Inspired by Scandinavism when visiting Sweden in 1837, Andersen wrote a poem to convey how the Swedes, Danes, and Norwegians were related. While visiting the island of Funen (where Odense, his hometown, is located), he began writing a poem called Jeg er en Skandinav (“I am a Scandinavian”).
By the early 1840s, Andersen was also earning some foreign success. When he visited Germany in 1846 and England the following year, he was hailed a famous dignitary. While in England, Andersen was invited to attend many social gatherings for those belonging to the upper class. At one gathering, he even met famed English author Charles Dickens. Throughout the years, he would become even more successful across the word. When he would travel, they treated him like a pillar of society. At home in Denmark, he had many opponents who believed that Andersen was not serving of praise. His stories would go on to be translated into more than 125 different languages. And by the time of his death, he was honoured by England as the greatest living author.

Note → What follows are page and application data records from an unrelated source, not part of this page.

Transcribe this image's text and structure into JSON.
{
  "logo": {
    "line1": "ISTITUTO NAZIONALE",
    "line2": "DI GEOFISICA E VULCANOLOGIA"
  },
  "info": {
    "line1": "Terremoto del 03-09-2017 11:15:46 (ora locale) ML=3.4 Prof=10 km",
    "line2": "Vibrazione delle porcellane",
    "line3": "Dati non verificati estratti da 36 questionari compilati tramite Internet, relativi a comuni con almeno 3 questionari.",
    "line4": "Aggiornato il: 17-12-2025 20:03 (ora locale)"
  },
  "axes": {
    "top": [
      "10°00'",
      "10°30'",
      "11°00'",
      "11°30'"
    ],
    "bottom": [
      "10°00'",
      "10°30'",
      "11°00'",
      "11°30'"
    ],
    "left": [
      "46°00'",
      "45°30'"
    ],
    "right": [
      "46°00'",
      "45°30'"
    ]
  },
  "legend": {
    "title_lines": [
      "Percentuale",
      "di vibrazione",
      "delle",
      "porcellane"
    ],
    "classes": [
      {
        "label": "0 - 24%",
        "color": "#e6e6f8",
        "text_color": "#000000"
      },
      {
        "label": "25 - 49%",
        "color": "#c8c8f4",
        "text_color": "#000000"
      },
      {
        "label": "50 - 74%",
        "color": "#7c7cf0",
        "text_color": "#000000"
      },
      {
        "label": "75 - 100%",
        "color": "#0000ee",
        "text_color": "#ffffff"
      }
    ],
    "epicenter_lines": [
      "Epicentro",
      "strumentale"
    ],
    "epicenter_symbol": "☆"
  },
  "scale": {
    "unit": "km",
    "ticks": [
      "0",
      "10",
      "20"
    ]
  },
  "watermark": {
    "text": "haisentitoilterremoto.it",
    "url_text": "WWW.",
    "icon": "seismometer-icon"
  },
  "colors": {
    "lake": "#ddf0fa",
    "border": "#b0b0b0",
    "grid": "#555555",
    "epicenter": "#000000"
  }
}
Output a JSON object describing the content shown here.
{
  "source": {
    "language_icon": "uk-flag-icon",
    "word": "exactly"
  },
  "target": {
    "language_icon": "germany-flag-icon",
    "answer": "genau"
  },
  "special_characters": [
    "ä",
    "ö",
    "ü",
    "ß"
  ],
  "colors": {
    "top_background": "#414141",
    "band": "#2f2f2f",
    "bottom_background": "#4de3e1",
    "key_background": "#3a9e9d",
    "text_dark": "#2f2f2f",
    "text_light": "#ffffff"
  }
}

Andersen wrote many travelogues, detailing his travels throughout Europe. A few of his travelogues also contain some of his fairy tales, In Sweden being one of them.
During spring of 1872, Andersen was severely hurt when he fell out of his bed. He would never really recover from these injuries. Not long after, he also began showing signs of having liver cancer. Then, on August 4, 1875, Hans Christian Andersen died at seventy years old in Østerbro, Copenhagen, Denmark. At the time, he was at the home of his close friends, baker Moritz Melchior and his wife. Andersen’s body was later interred in Nørrebro, Copenhagen in the Assistens Kirkegård (Assistens Cemetery).